The new U.S. program is expected to address those defense gaps. This would enable Georgia to raise the cost of another Russian attack to the extent of deterring it without necessitating the presence of U.S. forces, which in any case is not on the cards in the form of military bases. The lesson of August in Georgia (as in the Baltic states) underscores the need to rebalance the allocation of resources, which has tended to privilege expeditionary operations while sometimes short-changing homeland defense.
Moscow fell short of achieving its most ambitious political objectives through the invasion. It failed to undermine business and investor confidence in the energy transit corridor. Instead, business confidence has rebounded with plans to expand transit volumes. Moscow also failed to intimidate Azerbaijan. Instead, Azerbaijan has quietly strengthened its economic ties with Georgia and reaffirmed the Western orientation of its external and energy policies. Russia did hurt Georgia’s economy severely in the short term, but the European Union and United States have pledged some €5 billion ($7.3 billion) worth of reconstruction aid and other economic assistance. And as U.S. Secretary of State Condoleezza Rice has more than once remarked, Moscow failed in its basic goal to remove the democratically elected Georgian government (National Public Radio interview, December 11).
By occupying Abkhazia and South Ossetia, however, Russia has concentrated its forces within easy striking distance of Georgia’s cities and international transport arteries. Russian troops are now positioned only 24 miles (40 kilometers) from Tbilisi at the closest point (Akhalgori heights).
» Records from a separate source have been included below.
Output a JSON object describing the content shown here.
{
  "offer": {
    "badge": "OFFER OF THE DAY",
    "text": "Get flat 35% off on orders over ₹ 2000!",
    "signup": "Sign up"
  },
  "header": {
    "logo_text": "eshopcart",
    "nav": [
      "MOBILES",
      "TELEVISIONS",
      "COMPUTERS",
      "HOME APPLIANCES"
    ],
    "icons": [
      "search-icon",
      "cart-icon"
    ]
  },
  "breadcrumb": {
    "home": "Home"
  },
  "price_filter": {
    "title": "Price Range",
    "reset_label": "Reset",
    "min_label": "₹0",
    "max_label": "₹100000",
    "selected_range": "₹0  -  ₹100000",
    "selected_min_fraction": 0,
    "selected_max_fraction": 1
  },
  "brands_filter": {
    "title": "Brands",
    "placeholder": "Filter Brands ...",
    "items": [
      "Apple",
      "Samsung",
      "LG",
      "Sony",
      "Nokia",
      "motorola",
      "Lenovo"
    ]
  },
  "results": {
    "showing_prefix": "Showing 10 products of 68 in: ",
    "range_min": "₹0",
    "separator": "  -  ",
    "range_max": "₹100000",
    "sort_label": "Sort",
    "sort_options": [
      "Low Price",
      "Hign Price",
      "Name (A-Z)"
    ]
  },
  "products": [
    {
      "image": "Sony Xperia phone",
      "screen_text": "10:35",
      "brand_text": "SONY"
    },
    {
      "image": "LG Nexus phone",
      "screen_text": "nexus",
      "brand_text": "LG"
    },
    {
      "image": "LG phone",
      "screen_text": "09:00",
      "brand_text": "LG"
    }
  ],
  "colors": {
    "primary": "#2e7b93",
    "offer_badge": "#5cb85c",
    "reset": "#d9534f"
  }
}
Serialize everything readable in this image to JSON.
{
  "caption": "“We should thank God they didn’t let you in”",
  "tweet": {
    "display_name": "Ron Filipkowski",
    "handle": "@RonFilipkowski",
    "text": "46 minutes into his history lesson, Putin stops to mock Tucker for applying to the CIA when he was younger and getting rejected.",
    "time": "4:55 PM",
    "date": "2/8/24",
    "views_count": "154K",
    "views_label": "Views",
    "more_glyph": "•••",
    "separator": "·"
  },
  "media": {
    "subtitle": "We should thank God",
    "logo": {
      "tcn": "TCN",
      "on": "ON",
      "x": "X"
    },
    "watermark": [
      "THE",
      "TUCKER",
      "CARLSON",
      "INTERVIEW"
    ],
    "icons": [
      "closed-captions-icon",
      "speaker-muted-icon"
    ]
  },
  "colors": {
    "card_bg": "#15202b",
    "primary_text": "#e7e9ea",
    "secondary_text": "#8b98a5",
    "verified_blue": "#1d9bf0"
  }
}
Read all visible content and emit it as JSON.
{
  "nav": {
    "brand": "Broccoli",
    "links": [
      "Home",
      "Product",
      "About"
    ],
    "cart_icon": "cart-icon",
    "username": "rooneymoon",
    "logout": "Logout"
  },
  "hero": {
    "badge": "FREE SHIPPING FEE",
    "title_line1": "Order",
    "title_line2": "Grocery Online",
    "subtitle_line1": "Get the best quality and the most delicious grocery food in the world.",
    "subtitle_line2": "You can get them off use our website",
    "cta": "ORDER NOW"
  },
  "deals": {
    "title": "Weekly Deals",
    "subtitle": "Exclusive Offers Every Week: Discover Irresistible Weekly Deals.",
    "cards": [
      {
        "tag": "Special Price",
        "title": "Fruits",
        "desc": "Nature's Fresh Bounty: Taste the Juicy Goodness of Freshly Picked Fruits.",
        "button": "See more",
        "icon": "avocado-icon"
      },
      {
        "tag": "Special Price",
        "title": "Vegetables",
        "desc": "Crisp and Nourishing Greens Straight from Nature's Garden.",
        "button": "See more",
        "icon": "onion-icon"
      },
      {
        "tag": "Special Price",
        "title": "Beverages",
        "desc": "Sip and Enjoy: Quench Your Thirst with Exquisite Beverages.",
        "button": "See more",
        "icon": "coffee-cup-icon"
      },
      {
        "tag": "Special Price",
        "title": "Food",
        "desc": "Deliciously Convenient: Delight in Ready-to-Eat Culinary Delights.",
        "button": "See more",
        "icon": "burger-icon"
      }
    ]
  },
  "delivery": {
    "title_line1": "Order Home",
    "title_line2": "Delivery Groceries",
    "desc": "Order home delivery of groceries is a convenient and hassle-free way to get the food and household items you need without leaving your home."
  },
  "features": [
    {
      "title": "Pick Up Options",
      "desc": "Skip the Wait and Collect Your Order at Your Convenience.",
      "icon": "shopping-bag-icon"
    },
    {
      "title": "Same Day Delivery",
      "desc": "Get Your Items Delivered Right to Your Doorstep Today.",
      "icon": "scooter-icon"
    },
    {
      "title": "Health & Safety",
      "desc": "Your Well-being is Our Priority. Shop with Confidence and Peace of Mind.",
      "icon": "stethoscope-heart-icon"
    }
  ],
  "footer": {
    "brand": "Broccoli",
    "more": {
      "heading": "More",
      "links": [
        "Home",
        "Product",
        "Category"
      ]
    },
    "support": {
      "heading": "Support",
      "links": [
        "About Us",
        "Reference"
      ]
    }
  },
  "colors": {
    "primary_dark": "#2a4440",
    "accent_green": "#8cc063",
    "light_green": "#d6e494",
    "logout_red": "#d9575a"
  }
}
Given its unfulfilled political objectives, Moscow may well consider the possibilities or opportunities for military action next spring, as Pavel Felgenhauer has suggested (Novaya Gazeta, December 8). The Georgian Defense Ministry is planning against such a contingency while the country remains strategically and tactically exposed in the short term. A well-timed U.S.-Georgian security agreement would tide Georgia over during this period of vulnerability, bolstering the reliability of the strategic South Caucasus corridor.
The incoming U.S. administration will undoubtedly consider the possibilities of further assistance to Georgia in civilian fields. Recommendations include encouraging investments in energy and transport infrastructure (convergent with possible EU incentives), broader access to the U.S. market for competitive Georgian products (ideally a free-trade agreement), and travel visa facilitation, along with travel restrictions for secessionists carrying Russian passports (Andrew Peek, “Rebuilding Georgia: A Look Beyond Foreign Aid,” Center for European Policy Analysis [Washington], December 15).